Teresa Chahine: So now that you’re growing, as you’re kind of maturing as an organization, post–Series A, that’s a milestone that’s seen, I think for startups. And I think what I am seeing that will help you succeed is that you want to stay young and fresh and in that mindset that young startups stay in like, “Fail fast, keep learning, innovate, disrupt.”

Hafeezah Muhammad: Yeah, absolutely. And I think coming from a very large corporation—

Teresa Chahine: You used to work at Verizon, right?

Hafeezah Muhammad: Yeah, I used to work at Verizon. So I started Verizon when it was a hundred-million-dollar company and I left it at hundred-billion-dollar company. So essentially it was a startup, but a startup on steroids. So I see as time went by how things changed, and it became how different it was early versus later. And those are the things I think about every day. As we grow and we scale like, “How do we ensure that we keep the innovation defined at a large scale?” And I feel like it all starts from the top, as always.

Teresa Chahine: And you’re recruiting people from Verizon, from Meta, from of these big established organizations and just letting them play and unleash their genius, I think.

Hafeezah Muhammad: Oh, yeah. It’s been incredible because first, to get to those point into those rooms, you have to have some sense of genius.

Teresa Chahine: So in terms of extracting some themes of what I’m learning from you and kind of like packaging it for readers who are interested in learning some of the success factors, I think what I’m hearing is sharing your story and your why and leading with that and being your full, true self has worked for you. I think a lot of people worry that they don’t, especially when they don’t look like the typical successful entrepreneur. And for you, you’ve been true to yourself, and it’s worked for you, and you’ve built a team where you’ve allowed other people to do that as well. And you actively want them to grow in a way that one day one of them will dethrone you, you want them to do that and to challenge you and to challenge the status quo.

And three, finding like-minded people who get your mission and who care about pediatric mental health and who are also looking to disrupt to be those funders. Is there anything else that you would add?

Hafeezah Muhammad: No, I think you nailed it. That’s what I look at.

Teresa Chahine: Those were some of the things that really stood out to me from our conversations.

Hafeezah Muhammad: You nailed it. Thank you.

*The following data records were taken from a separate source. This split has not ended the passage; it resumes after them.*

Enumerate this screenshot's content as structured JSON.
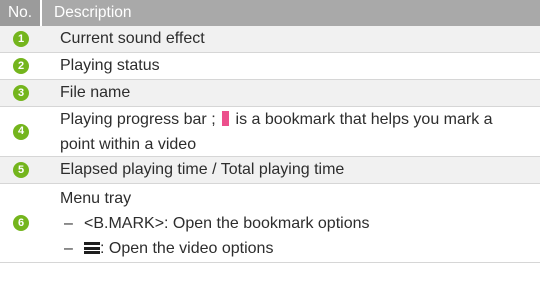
{
  "header": {
    "col_no": "No.",
    "col_desc": "Description"
  },
  "rows": [
    {
      "num": "1",
      "text": "Current sound effect"
    },
    {
      "num": "2",
      "text": "Playing status"
    },
    {
      "num": "3",
      "text": "File name"
    },
    {
      "num": "4",
      "text_before": "Playing progress bar ;",
      "text_after": "is a bookmark that helps you mark a",
      "text_line2": "point within a video",
      "icon": "bookmark-marker-icon",
      "icon_color": "#ec4f8c"
    },
    {
      "num": "5",
      "text": "Elapsed playing time / Total playing time"
    },
    {
      "num": "6",
      "title": "Menu tray",
      "sub1_dash": "–",
      "sub1": "<B.MARK>: Open the bookmark options",
      "sub2_dash": "–",
      "sub2": ": Open the video options",
      "sub2_icon": "menu-icon"
    }
  ],
  "colors": {
    "badge": "#74b51d",
    "header_bg": "#a9a9a9",
    "row_alt_bg": "#f1f1f1"
  }
}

Teresa Chahine: What is next for you? What are you most excited about at this phase now that you’re at this turning point of your three-year anniversary and your Series A $9 million fundraising?

Hafeezah Muhammad: What I’m more excited about is more kids are going to get help that they need because Backpack exists and that we can help more kids at scale. And that’s what I’m more excited about because this is our why—why we started, why we exist—and I get to continue living my why. For the first time in my life, I’m not going to age myself, but I’m in my forties, right?

Teresa Chahine: Ditto.

Hafeezah Muhammad: Ditto. And I’ve finally found my happiness and my why to exist. And now I get to live in that for a longer period of time.

Teresa Chahine: And in doing that, helping others, helping the customers and their families find their happiness.

Hafeezah Muhammad: Yes, there’s nothing more remarkable than a mom or a dad or grandma who’s overseeing kids and they’re like, “Thank you. My child is doing so much better.” And that brings me joy because one thing no one wants to see is children in pain.

Teresa Chahine: Thank you, Hafeezah. I’ll end on that note. Thank you for you and for all that you do.

Hafeezah Muhammad: Thank you so much. Thank you for having me.